> [HOW TO COMPLETE THIS TASK]:
Gather each line containing the string "JSON" from these entries.

> [SUPPLIED INFORMATION]:
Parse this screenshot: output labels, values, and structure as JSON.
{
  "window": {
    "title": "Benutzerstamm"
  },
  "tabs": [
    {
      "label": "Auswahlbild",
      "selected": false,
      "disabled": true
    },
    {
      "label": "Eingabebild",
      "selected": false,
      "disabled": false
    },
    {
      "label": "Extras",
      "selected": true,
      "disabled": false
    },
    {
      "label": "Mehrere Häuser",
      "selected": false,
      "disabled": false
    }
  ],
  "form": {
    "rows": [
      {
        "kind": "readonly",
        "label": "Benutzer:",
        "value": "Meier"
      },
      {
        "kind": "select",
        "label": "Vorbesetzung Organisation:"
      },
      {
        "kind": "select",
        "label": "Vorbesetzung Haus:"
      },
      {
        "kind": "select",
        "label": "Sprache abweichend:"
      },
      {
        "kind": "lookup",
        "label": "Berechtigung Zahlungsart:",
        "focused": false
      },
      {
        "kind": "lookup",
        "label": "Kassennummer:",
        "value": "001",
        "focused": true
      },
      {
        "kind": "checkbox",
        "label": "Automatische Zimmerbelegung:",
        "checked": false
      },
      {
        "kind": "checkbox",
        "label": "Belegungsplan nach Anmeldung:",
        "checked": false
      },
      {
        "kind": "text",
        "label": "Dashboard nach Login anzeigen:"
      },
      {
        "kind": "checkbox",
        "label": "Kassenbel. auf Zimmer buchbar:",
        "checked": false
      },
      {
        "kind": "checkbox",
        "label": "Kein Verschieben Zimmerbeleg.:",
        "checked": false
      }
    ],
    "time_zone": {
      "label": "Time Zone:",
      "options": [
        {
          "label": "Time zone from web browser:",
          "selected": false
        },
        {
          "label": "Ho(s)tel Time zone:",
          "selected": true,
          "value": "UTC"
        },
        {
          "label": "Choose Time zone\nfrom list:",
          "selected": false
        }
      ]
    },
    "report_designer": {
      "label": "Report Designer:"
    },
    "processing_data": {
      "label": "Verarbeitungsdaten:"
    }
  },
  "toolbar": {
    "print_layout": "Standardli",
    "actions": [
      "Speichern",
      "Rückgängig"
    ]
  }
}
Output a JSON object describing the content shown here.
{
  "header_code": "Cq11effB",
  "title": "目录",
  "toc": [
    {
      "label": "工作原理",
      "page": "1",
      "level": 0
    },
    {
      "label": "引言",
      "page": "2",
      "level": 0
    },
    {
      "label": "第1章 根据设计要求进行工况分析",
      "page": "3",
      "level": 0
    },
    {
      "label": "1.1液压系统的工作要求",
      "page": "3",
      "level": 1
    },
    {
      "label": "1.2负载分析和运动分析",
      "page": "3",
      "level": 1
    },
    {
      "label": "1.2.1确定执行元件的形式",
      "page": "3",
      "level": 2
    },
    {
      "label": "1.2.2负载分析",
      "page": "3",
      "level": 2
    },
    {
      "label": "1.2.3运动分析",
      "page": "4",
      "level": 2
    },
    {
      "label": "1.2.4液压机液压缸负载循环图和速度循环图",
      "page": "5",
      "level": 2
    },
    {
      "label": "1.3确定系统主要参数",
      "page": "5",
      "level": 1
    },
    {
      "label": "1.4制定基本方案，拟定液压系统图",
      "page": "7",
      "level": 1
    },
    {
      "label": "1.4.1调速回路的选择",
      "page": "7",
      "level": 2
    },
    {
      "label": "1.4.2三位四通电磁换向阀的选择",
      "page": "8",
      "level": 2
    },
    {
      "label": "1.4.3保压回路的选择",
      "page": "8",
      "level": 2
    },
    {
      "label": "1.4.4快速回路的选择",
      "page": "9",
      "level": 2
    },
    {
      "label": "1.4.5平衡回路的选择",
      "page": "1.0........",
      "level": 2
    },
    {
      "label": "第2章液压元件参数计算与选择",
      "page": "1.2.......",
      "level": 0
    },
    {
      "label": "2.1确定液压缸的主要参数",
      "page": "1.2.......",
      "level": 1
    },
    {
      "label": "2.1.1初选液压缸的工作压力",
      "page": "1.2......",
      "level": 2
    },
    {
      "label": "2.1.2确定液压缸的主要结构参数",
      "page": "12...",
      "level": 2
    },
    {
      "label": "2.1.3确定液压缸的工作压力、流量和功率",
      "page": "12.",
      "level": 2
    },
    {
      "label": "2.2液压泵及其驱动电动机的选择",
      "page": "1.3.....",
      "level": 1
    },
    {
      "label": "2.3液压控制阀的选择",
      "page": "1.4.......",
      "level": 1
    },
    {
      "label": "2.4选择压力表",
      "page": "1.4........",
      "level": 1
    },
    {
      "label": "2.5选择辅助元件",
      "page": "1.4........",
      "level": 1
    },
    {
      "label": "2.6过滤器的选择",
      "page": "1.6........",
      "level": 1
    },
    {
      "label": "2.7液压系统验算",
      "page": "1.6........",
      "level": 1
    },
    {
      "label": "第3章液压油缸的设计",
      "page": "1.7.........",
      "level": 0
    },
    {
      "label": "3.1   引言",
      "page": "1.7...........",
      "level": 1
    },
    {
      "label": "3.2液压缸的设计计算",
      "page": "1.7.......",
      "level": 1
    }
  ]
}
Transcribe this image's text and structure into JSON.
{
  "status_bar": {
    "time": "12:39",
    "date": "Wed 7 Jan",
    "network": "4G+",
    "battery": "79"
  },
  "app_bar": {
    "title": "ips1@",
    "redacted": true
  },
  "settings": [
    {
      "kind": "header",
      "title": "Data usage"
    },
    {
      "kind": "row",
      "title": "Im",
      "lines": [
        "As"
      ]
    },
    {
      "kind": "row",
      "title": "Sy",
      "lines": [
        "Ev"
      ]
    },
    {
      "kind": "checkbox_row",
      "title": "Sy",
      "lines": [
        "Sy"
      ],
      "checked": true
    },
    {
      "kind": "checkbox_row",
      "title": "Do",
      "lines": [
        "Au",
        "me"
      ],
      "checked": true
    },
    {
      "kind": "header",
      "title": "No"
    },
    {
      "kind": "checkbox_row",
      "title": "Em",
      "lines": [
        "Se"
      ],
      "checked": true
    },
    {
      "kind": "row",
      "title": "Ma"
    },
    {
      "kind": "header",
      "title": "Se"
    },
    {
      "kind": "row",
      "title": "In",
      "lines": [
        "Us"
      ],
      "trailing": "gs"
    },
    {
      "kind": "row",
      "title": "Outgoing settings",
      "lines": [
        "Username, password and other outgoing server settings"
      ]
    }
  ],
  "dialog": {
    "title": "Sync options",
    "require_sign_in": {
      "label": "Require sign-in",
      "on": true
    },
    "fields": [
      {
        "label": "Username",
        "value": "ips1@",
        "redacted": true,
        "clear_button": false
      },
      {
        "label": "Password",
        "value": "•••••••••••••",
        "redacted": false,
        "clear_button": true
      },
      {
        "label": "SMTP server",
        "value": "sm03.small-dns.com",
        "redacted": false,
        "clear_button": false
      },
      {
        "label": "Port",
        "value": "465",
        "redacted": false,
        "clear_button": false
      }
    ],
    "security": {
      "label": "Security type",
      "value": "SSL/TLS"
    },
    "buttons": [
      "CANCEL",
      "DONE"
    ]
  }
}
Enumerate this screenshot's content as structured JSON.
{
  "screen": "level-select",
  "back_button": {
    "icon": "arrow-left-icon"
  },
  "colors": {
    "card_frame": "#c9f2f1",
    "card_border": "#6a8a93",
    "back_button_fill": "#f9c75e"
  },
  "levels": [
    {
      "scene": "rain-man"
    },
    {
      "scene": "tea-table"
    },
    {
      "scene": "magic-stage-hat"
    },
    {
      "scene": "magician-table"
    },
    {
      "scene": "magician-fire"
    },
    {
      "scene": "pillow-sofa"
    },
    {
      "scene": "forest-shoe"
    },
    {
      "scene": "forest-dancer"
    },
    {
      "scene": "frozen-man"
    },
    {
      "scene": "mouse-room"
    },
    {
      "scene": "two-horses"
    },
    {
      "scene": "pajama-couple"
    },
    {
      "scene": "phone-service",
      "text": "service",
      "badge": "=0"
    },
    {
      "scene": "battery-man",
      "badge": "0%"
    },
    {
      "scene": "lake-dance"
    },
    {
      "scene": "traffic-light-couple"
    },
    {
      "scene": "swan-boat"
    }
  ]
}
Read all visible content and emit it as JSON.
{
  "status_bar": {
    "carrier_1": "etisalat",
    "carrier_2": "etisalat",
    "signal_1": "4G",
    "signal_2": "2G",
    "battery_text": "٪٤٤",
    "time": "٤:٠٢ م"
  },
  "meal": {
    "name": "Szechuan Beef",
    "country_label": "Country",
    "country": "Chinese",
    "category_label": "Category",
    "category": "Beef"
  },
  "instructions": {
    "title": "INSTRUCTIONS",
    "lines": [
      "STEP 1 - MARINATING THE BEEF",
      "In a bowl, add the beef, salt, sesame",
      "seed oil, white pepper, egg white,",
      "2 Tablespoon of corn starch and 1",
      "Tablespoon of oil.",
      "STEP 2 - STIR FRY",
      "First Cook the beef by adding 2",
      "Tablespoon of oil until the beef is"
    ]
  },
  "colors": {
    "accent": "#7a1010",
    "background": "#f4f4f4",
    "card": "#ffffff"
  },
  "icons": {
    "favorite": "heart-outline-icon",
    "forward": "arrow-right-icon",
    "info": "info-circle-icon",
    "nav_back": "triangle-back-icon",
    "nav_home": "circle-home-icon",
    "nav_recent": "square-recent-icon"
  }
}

> [RESPONSE]:
Parse this screenshot: output labels, values, and structure as JSON.
Output a JSON object describing the content shown here.
Transcribe this image's text and structure into JSON.
Enumerate this screenshot's content as structured JSON.
Read all visible content and emit it as JSON.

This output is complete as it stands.